By the Seashore
by Alli Kirkham
She wandered in the morning fog, stooping now and then to turn some sand over with her hands. Once in a while she would pick up a stone or a shell and place it in the pocket of her apron, and with the same frequency she would examine the contents of that pocket and discard a different bauble. When the sun started to burn its way through the shroud of mist she turned her footsteps back to her little cottage and started cooking breakfast.
It was quiet and cold here most of the time. There was sunshine for part of the morning for several days of the year but it was usually covered over by clouds by noon. She went out every day in the fog and traded treasures for treasures, always hoping to discover or rediscover the right piece of the puzzle.
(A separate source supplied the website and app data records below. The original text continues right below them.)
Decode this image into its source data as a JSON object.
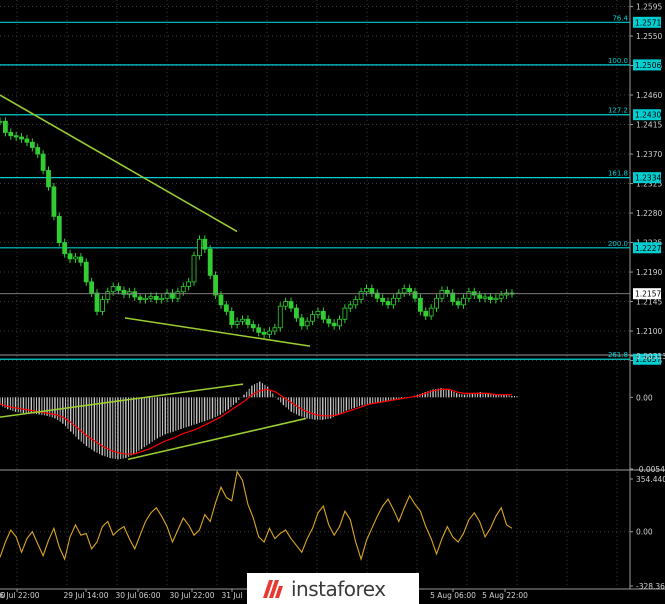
{
  "colors": {
    "background": "#000000",
    "grid": "#3a3a3a",
    "fibo": "#00ced1",
    "fibo_label_bg": "#00ced1",
    "candle": "#32cd32",
    "trendline": "#9acd32",
    "histogram": "#c8c8c8",
    "signal": "#ff0000",
    "cci": "#daa520",
    "axis_text": "#d0d0d0",
    "price_label_bg": "#ffffff"
  },
  "chart_data": [
    {
      "type": "candlestick",
      "title": "",
      "y_range": [
        1.2065,
        1.2605
      ],
      "y_ticks": [
        "1.2595",
        "1.2550",
        "1.2505",
        "1.2460",
        "1.2415",
        "1.2370",
        "1.2325",
        "1.2280",
        "1.2235",
        "1.2190",
        "1.2145",
        "1.2100",
        "1.2055"
      ],
      "fibo_levels": [
        {
          "ratio": "76.4",
          "price": "1.2571"
        },
        {
          "ratio": "100.0",
          "price": "1.2506"
        },
        {
          "ratio": "127.2",
          "price": "1.2430"
        },
        {
          "ratio": "161.8",
          "price": "1.2334"
        },
        {
          "ratio": "200.0",
          "price": "1.2227"
        },
        {
          "ratio": "261.8",
          "price": "1.2057"
        }
      ],
      "current_price": "1.2157",
      "trendlines": [
        {
          "points": [
            [
              0,
              1.246
            ],
            [
              237,
              1.2252
            ]
          ]
        },
        {
          "points": [
            [
              125,
              1.212
            ],
            [
              310,
              1.2077
            ]
          ]
        }
      ],
      "close_series": [
        1.242,
        1.2403,
        1.2398,
        1.2396,
        1.2393,
        1.2388,
        1.238,
        1.237,
        1.2345,
        1.232,
        1.2275,
        1.2235,
        1.2218,
        1.221,
        1.2213,
        1.2205,
        1.2175,
        1.2158,
        1.213,
        1.2148,
        1.216,
        1.2168,
        1.2162,
        1.2156,
        1.216,
        1.2152,
        1.2148,
        1.215,
        1.2153,
        1.2148,
        1.215,
        1.2158,
        1.215,
        1.216,
        1.2168,
        1.2175,
        1.2215,
        1.224,
        1.2225,
        1.2185,
        1.2155,
        1.214,
        1.213,
        1.211,
        1.2115,
        1.2118,
        1.211,
        1.2105,
        1.2098,
        1.2095,
        1.21,
        1.2105,
        1.2138,
        1.2145,
        1.2135,
        1.212,
        1.2108,
        1.2115,
        1.2125,
        1.213,
        1.2118,
        1.2112,
        1.2108,
        1.2118,
        1.2135,
        1.214,
        1.2148,
        1.216,
        1.2165,
        1.2158,
        1.215,
        1.2145,
        1.214,
        1.215,
        1.2158,
        1.2165,
        1.216,
        1.215,
        1.213,
        1.2123,
        1.2135,
        1.215,
        1.2162,
        1.2158,
        1.2145,
        1.214,
        1.215,
        1.216,
        1.2155,
        1.215,
        1.2152,
        1.2148,
        1.215,
        1.2155,
        1.2158,
        1.2157
      ],
      "close_series_x_span": [
        0,
        512
      ]
    },
    {
      "type": "histogram+line",
      "y_ticks": [
        "0.00313",
        "0.00",
        "-0.00543"
      ],
      "y_range": [
        -0.00543,
        0.00313
      ],
      "histogram": [
        -0.0006,
        -0.0009,
        -0.0011,
        -0.0012,
        -0.0012,
        -0.0013,
        -0.0014,
        -0.0016,
        -0.002,
        -0.0026,
        -0.0032,
        -0.0037,
        -0.0041,
        -0.0044,
        -0.0046,
        -0.0047,
        -0.0046,
        -0.0043,
        -0.0039,
        -0.0035,
        -0.0031,
        -0.0028,
        -0.0026,
        -0.0024,
        -0.0022,
        -0.002,
        -0.0018,
        -0.0016,
        -0.0013,
        -0.0009,
        -0.0004,
        0.0002,
        0.0009,
        0.0012,
        0.0008,
        0.0,
        -0.0006,
        -0.0011,
        -0.0014,
        -0.0016,
        -0.0017,
        -0.0017,
        -0.0016,
        -0.0013,
        -0.001,
        -0.0008,
        -0.0006,
        -0.0005,
        -0.0004,
        -0.0003,
        -0.0002,
        -0.0001,
        0.0,
        0.0002,
        0.0004,
        0.0006,
        0.0007,
        0.0006,
        0.0003,
        0.0002,
        0.0003,
        0.0004,
        0.0003,
        0.0002,
        0.0002,
        0.0001
      ],
      "signal": [
        -0.0005,
        -0.0007,
        -0.0008,
        -0.0009,
        -0.001,
        -0.0011,
        -0.0012,
        -0.0013,
        -0.0015,
        -0.0019,
        -0.0024,
        -0.0029,
        -0.0033,
        -0.0037,
        -0.004,
        -0.0042,
        -0.0043,
        -0.0043,
        -0.0041,
        -0.0039,
        -0.0036,
        -0.0033,
        -0.0031,
        -0.0028,
        -0.0026,
        -0.0024,
        -0.0021,
        -0.0018,
        -0.0015,
        -0.0011,
        -0.0007,
        -0.0003,
        0.0002,
        0.0005,
        0.0006,
        0.0004,
        0.0,
        -0.0004,
        -0.0008,
        -0.0011,
        -0.0013,
        -0.0014,
        -0.0014,
        -0.0013,
        -0.0011,
        -0.0009,
        -0.0007,
        -0.0005,
        -0.0004,
        -0.0003,
        -0.0002,
        -0.0001,
        0.0,
        0.0001,
        0.0003,
        0.0005,
        0.0006,
        0.0006,
        0.0004,
        0.0003,
        0.0003,
        0.0003,
        0.0003,
        0.0002,
        0.0002,
        0.0002
      ],
      "series_x_span": [
        0,
        512
      ],
      "trendlines": [
        {
          "points": [
            [
              0,
              -0.0015
            ],
            [
              243,
              0.001
            ]
          ]
        },
        {
          "points": [
            [
              128,
              -0.0047
            ],
            [
              306,
              -0.0016
            ]
          ]
        }
      ]
    },
    {
      "type": "line",
      "y_ticks": [
        "354.4409",
        "0.00",
        "-328.365"
      ],
      "y_range": [
        -328.365,
        354.4409
      ],
      "values": [
        -150,
        -60,
        10,
        -30,
        -120,
        -40,
        0,
        -70,
        -140,
        -50,
        20,
        -90,
        -160,
        -30,
        40,
        -20,
        -10,
        -100,
        -60,
        30,
        60,
        -20,
        10,
        30,
        -40,
        -100,
        -20,
        60,
        110,
        140,
        90,
        30,
        -60,
        10,
        80,
        40,
        -20,
        10,
        100,
        60,
        170,
        260,
        200,
        180,
        350,
        300,
        160,
        80,
        -30,
        -60,
        20,
        -40,
        -10,
        10,
        -40,
        -80,
        -120,
        -40,
        20,
        110,
        150,
        40,
        -20,
        30,
        120,
        70,
        -60,
        -160,
        -50,
        20,
        90,
        150,
        190,
        130,
        60,
        140,
        210,
        160,
        120,
        30,
        -40,
        -130,
        -40,
        30,
        -30,
        -60,
        -10,
        70,
        110,
        60,
        -30,
        20,
        90,
        140,
        40,
        20
      ],
      "series_x_span": [
        0,
        512
      ]
    }
  ],
  "x_ticks": [
    "26 Jul 22:00",
    "29 Jul 14:00",
    "30 Jul 06:00",
    "30 Jul 22:00",
    "31 Jul",
    "5 Aug 06:00",
    "5 Aug 22:00"
  ],
  "x_tick_first_partial": "00",
  "watermark": {
    "brand": "instaforex"
  }
}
She spent the day inside; she baked bread and tidied the house and swept out the ever-encroaching sand. She went into a great whitewashed room with a blue-painted floor and arranged shells and stones in circles and spirals and sometimes into towering structures augmented with glass and steel. She lived alone.
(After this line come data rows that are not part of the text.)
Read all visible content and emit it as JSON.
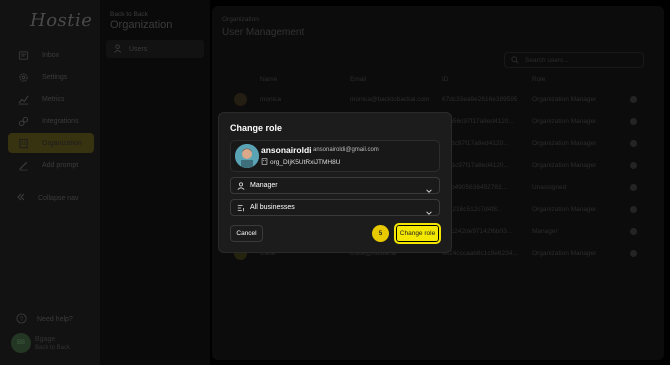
{
  "sidebar": {
    "logo": "Hostie",
    "items": [
      {
        "label": "Inbox",
        "icon": "inbox-icon"
      },
      {
        "label": "Settings",
        "icon": "gear-icon"
      },
      {
        "label": "Metrics",
        "icon": "chart-icon"
      },
      {
        "label": "Integrations",
        "icon": "plug-icon"
      },
      {
        "label": "Organization",
        "icon": "building-icon",
        "active": true
      },
      {
        "label": "Add prompt",
        "icon": "pencil-icon"
      }
    ],
    "collapse_label": "Collapse nav",
    "help_label": "Need help?",
    "user": {
      "initials": "BB",
      "name": "Bgage",
      "org": "Back to Back"
    }
  },
  "org_nav": {
    "back_label": "Back to Back",
    "title": "Organization",
    "users_label": "Users"
  },
  "main": {
    "sup_label": "Organization",
    "title": "User Management",
    "search_placeholder": "Search users...",
    "columns": {
      "name": "Name",
      "email": "Email",
      "id": "ID",
      "role": "Role"
    },
    "rows": [
      {
        "name": "monica",
        "email": "monica@backtobackai.com",
        "id": "67dc33ea9e2616e389595",
        "role": "Organization Manager"
      },
      {
        "name": "",
        "email": "",
        "id": "1eb56c97f17a8ed4120...",
        "role": "Organization Manager"
      },
      {
        "name": "",
        "email": "",
        "id": "1ef6c97f17a8ed4120...",
        "role": "Organization Manager"
      },
      {
        "name": "",
        "email": "",
        "id": "1111c97f17a8ed4120...",
        "role": "Organization Manager"
      },
      {
        "name": "",
        "email": "",
        "id": "6f6b4905636452782...",
        "role": "Unassigned"
      },
      {
        "name": "",
        "email": "",
        "id": "6ffc216c512c7d4f8...",
        "role": "Organization Manager"
      },
      {
        "name": "",
        "email": "",
        "id": "6f1c242de97142f6b03...",
        "role": "Manager"
      },
      {
        "name": "chloe",
        "email": "chloe@hostie.ai",
        "id": "6ff24cccaab8c1c9e6234...",
        "role": "Organization Manager"
      }
    ]
  },
  "modal": {
    "title": "Change role",
    "user": {
      "name": "ansonairoldi",
      "email": "ansonairoldi@gmail.com",
      "id": "org_DIjK5UtRxiJTMH8U"
    },
    "role_select": {
      "value": "Manager",
      "icon": "user-icon"
    },
    "business_select": {
      "value": "All businesses",
      "icon": "list-icon"
    },
    "cancel_label": "Cancel",
    "step_badge": "5",
    "confirm_label": "Change role",
    "colors": {
      "accent": "#f5e800",
      "badge": "#e8c900"
    }
  }
}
The weekend came, as it always did, and she gathered her creations into a great basket that she carried over her arm with some effort. In her other hand she carried a great plum pie.
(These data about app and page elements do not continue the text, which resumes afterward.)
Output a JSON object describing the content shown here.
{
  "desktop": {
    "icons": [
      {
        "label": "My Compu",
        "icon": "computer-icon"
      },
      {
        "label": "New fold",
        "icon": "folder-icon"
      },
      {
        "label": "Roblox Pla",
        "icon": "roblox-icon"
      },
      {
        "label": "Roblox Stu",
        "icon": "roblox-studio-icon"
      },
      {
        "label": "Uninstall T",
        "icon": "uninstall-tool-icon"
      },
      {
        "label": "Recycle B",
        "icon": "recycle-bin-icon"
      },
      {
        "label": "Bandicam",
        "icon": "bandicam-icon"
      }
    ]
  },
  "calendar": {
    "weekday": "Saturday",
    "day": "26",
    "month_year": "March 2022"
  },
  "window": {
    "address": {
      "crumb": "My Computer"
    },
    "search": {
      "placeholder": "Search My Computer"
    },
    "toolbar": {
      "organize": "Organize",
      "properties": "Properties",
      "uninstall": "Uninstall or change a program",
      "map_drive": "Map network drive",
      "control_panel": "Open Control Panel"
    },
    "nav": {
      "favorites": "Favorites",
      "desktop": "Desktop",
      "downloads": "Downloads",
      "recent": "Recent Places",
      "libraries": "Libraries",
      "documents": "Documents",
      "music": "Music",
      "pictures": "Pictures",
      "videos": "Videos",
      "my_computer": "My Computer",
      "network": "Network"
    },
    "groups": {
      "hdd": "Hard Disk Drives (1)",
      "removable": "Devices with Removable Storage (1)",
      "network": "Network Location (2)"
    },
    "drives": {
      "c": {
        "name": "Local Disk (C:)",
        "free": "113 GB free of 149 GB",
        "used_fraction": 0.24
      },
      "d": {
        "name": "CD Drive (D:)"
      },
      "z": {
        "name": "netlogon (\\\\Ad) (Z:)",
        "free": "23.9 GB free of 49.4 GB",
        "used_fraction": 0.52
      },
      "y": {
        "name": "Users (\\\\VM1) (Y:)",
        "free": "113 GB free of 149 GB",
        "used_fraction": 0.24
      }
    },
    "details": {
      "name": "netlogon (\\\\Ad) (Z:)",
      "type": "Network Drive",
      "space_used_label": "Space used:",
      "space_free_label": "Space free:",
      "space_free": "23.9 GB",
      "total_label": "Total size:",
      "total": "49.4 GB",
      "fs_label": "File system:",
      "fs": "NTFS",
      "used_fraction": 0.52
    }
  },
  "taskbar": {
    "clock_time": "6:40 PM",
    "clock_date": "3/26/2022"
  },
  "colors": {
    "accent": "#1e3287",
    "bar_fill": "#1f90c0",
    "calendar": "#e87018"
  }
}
The fair was happening, as it always did, in the brief hours of sunshine. She spread a blanket on the sand and laid out her wares, putting the pie in front.
A girl holding a bowl of curds and whey trudged by. A towering boot full of childish noise could be seen not too far down the beach. A young boy with an impish smile darted up to the edge of her blanket and breached the gleaming crust with his thumb, pulling it out with a plum on the end and scampered away, shouting "what a good boy am I!" as he went.
She spread her skirts out and sat herself down and for that brief sunny period, as she had for the longest reach of her memory, she sold seashells by the seashore to all who asked after them.